On the inside corners, apply joint compound to each side and crease paper tape along the centerline. Press it into place with your fingers. Without cutting the tape, run your knife carefully down one side and then the other to create a firm fit.
On the outside corners, apply a layer of compound to either side of the corner. Cut paper beading to fit the height of the wall and press it into place with your fingers. Run a drywall knife over the beading to ensure a tight fit and simultaneously remove excess compound.
Beading is available in a variety of materials, including metal, paper and vinyl.
Finally, using a drywall knife, coat the fasteners with a layer of compound.
Let the first coat dry 24 hours.
The second coat of joint compound is sometimes called the fill coat.
Use a 6-inch drywall knife to cover the first coat of tape and joint compound about 3/16 inch thick on the vertical seams.
Use a 10-inch knife to feather the edges wide so that it blends with the wall, and then lightly run the knife over the middle. When you’re finished with the second coat, the compound should be about 10-12 inches wide.
For inside corners, use a 6-inch drywall knife to feather the compound along one side only. You’ll do the other side on the third coat.
For outside corners, use a 10-inch knife to apply compound to both sides. Feather the second layer out past the first layer to blend the edges with the wall.
Apply a second coat of compound over all fasteners.
Let the second coat dry 24 hours.
The third coat is called the finish coat, which means you should leave no tool marks.
Lightly sand the joints with 120-grit sandpaper. Watch our video: How Do I Use Sandpaper?
Wear safety goggles and a dust mask. Open windows and cover doorways with plastic to reduce the mess in other parts of the house.
Use a vacuum sander or wet sponge to reduce the amount of dust produced.
Apply joint compound to the seams and feather the edges again.
Check the vertical seams by holding a flat-edge trowel with the blade perpendicular to the wall to see how far you need to feather out the coats.
Apply compound to the other side of the inside corner.
Cover the fasteners again, if needed.
Let the finish coat dry for 24 hours and lightly sand for a smooth finish.
For a professional finish, apply a skim coat. A skim coat is a thin layer of joint compound or “mud” that camouflages any rough areas left after the final coat of compound.
Mix the skim coat according to the manufacturer’s instructions.
Using a paint roller, work in 4-foot sections to roll on a finish compound.
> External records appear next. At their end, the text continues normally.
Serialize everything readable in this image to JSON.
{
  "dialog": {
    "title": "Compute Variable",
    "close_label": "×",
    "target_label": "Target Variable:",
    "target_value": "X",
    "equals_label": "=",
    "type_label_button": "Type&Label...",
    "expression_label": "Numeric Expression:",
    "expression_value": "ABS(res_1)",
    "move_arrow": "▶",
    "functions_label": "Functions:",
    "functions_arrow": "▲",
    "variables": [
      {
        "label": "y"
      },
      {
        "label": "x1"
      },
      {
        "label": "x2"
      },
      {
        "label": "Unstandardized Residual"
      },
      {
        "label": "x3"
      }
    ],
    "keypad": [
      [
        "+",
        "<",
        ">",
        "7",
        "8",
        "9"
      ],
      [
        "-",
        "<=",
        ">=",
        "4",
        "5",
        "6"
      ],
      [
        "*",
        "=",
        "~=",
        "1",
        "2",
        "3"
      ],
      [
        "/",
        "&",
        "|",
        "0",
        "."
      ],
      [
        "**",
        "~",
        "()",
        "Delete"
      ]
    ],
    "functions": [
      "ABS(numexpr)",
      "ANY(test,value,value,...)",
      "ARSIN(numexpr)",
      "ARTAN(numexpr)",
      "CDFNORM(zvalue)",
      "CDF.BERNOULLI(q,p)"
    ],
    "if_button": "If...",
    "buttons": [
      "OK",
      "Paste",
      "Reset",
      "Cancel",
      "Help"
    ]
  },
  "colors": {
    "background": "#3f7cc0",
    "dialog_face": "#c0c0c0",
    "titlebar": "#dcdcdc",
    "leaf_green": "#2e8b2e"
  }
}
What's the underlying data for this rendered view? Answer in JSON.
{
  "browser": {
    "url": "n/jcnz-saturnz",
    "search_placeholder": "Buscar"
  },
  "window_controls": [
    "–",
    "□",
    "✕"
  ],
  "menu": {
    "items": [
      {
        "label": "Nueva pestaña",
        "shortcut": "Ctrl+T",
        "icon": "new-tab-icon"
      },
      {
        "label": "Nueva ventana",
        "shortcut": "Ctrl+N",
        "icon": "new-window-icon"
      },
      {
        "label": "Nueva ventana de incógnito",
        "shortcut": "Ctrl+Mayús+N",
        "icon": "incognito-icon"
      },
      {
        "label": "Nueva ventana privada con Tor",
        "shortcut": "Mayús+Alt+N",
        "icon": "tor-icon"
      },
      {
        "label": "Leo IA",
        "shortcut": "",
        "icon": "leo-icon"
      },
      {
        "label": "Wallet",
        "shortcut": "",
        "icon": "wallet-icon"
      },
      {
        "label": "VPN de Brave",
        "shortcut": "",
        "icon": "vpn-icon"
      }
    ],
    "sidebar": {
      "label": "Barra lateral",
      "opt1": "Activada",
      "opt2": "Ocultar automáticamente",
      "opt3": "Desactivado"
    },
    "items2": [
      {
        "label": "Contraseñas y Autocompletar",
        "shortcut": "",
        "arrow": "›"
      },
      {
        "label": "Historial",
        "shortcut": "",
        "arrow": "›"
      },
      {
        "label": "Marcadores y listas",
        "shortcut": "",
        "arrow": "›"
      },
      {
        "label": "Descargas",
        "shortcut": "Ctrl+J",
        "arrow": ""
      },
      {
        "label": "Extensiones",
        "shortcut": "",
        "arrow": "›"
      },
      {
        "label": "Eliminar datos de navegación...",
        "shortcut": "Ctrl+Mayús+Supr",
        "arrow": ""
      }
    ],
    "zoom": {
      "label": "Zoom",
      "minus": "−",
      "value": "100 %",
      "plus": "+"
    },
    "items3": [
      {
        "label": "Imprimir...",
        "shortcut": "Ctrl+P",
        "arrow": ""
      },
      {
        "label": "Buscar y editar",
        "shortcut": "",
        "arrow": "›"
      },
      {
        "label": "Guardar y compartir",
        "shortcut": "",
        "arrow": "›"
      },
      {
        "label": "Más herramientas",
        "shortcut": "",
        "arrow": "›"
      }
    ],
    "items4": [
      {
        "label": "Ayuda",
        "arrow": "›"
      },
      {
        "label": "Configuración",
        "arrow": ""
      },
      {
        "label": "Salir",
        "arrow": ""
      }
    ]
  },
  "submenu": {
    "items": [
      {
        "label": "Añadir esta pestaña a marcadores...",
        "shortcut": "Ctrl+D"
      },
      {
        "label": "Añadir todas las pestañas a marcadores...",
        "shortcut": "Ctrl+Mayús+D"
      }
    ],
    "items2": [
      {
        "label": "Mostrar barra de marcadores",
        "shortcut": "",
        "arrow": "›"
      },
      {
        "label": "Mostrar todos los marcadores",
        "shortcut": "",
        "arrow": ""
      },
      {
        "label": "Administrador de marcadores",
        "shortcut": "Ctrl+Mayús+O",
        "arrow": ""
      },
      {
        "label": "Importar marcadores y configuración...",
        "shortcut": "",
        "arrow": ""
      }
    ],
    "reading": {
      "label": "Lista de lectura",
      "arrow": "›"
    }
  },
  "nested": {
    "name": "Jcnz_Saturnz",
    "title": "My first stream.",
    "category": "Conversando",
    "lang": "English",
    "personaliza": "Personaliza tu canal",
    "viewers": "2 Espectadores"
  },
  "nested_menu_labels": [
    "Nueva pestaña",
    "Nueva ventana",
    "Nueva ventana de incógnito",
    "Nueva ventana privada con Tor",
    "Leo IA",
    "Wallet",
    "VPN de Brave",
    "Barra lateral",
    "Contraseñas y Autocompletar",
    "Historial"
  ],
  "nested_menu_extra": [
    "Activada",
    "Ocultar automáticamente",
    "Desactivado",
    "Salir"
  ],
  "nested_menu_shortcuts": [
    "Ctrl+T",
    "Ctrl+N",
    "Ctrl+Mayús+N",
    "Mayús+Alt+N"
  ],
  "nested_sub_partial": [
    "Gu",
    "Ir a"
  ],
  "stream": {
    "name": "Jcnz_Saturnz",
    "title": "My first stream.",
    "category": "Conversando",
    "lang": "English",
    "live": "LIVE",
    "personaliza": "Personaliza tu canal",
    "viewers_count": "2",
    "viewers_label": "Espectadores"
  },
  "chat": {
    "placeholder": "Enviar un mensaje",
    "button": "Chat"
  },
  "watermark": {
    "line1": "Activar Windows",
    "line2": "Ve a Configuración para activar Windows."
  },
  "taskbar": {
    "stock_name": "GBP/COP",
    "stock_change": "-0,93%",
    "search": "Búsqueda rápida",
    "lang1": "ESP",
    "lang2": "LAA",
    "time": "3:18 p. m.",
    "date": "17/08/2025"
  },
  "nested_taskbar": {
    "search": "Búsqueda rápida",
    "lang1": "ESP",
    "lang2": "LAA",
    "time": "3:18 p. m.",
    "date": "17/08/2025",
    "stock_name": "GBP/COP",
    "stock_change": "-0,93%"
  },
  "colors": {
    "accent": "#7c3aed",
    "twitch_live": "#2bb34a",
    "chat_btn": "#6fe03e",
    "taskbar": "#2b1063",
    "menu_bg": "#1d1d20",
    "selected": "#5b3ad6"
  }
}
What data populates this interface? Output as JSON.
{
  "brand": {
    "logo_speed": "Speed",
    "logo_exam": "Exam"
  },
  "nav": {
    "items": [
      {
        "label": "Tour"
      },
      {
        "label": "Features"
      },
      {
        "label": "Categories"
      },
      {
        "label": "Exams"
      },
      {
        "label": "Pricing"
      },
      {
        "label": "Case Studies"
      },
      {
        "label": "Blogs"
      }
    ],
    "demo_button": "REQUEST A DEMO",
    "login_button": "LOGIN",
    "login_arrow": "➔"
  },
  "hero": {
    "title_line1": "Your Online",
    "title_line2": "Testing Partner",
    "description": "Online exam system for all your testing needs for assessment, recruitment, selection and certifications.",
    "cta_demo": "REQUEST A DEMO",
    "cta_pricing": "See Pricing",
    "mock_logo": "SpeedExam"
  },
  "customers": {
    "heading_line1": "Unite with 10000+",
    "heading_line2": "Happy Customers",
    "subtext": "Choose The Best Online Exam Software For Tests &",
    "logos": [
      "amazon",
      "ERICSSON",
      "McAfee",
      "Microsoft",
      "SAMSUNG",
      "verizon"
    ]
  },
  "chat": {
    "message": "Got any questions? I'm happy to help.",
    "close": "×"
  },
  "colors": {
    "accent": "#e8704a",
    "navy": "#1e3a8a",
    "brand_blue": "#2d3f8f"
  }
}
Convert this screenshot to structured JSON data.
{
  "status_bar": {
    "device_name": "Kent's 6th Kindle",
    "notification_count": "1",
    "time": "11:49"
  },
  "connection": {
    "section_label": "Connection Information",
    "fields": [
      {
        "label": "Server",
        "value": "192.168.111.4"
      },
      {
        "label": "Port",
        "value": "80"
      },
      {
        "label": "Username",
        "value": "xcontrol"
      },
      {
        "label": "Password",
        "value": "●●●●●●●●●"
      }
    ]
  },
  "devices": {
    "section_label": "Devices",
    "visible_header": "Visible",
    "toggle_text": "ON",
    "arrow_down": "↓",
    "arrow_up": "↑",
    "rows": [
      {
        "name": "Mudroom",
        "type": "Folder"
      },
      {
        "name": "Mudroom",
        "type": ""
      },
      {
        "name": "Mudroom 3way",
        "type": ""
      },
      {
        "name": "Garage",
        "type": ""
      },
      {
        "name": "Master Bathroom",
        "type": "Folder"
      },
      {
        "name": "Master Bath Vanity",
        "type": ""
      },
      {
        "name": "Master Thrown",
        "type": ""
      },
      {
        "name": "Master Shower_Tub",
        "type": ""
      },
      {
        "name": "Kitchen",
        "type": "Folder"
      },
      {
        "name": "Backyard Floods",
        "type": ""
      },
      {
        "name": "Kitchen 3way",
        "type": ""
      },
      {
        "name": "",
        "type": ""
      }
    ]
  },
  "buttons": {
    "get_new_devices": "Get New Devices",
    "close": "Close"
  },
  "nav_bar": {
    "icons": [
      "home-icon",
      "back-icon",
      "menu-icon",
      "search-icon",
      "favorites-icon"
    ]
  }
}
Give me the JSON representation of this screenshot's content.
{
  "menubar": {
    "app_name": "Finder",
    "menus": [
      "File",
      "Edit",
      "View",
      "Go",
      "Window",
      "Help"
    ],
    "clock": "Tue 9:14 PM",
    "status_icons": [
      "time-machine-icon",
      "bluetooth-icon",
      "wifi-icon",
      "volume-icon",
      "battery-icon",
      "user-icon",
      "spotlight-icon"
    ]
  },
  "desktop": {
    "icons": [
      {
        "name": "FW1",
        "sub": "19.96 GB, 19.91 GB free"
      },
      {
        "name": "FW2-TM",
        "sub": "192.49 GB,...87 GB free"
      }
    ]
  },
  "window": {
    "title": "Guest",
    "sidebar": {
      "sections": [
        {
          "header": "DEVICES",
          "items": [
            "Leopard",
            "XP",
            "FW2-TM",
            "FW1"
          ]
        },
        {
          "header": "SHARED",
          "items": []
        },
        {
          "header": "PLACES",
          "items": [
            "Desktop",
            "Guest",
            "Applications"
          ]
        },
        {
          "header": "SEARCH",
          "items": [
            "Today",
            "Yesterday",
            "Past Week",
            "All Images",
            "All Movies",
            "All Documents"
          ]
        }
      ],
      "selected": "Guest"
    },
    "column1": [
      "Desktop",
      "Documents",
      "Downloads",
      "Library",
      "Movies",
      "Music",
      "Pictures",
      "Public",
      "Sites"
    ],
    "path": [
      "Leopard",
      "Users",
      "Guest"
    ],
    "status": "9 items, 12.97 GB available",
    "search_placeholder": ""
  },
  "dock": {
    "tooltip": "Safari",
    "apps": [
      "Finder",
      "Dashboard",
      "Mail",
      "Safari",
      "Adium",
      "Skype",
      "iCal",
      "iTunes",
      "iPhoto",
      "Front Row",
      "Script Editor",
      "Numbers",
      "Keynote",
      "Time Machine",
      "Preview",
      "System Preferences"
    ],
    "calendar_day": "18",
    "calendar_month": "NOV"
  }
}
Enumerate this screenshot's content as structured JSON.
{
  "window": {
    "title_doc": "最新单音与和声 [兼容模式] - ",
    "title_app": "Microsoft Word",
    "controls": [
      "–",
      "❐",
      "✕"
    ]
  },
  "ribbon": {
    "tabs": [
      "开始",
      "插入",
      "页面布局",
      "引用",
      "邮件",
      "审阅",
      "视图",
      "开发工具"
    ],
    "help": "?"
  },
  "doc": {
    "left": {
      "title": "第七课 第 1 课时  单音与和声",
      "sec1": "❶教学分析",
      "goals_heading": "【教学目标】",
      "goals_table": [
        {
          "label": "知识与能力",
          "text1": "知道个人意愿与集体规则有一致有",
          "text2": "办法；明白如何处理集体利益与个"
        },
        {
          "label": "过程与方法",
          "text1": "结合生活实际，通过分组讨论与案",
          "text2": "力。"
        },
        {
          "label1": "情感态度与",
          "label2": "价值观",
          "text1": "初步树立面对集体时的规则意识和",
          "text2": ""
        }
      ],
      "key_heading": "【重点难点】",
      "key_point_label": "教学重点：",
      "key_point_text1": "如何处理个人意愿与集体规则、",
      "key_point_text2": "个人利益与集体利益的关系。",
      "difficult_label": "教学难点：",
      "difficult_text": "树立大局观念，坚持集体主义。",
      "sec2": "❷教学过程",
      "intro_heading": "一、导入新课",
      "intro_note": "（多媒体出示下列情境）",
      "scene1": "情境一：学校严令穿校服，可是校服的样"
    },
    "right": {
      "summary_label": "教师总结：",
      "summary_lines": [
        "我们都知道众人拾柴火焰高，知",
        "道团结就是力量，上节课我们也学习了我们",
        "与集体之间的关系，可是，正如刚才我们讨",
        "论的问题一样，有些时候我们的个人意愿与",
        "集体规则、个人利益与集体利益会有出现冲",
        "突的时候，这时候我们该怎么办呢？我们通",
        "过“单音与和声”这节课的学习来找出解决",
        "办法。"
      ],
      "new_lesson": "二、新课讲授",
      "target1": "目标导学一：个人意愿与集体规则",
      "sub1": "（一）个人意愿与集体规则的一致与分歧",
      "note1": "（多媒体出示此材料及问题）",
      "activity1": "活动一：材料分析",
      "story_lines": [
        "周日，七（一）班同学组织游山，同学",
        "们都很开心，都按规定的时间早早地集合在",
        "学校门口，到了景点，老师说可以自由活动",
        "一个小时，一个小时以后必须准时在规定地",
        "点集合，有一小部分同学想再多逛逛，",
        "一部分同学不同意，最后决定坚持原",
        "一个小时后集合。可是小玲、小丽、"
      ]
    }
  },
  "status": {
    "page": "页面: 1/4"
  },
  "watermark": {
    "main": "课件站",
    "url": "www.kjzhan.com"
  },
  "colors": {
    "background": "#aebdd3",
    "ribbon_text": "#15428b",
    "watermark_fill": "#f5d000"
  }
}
Immediately remove the excess with a 12-inch drywall knife.
Let the skim coat dry for 24 hours, then lightly sand.
Apply a drywall primer/sealer, and let dry.
Finish the job with a coat or two of interior paint.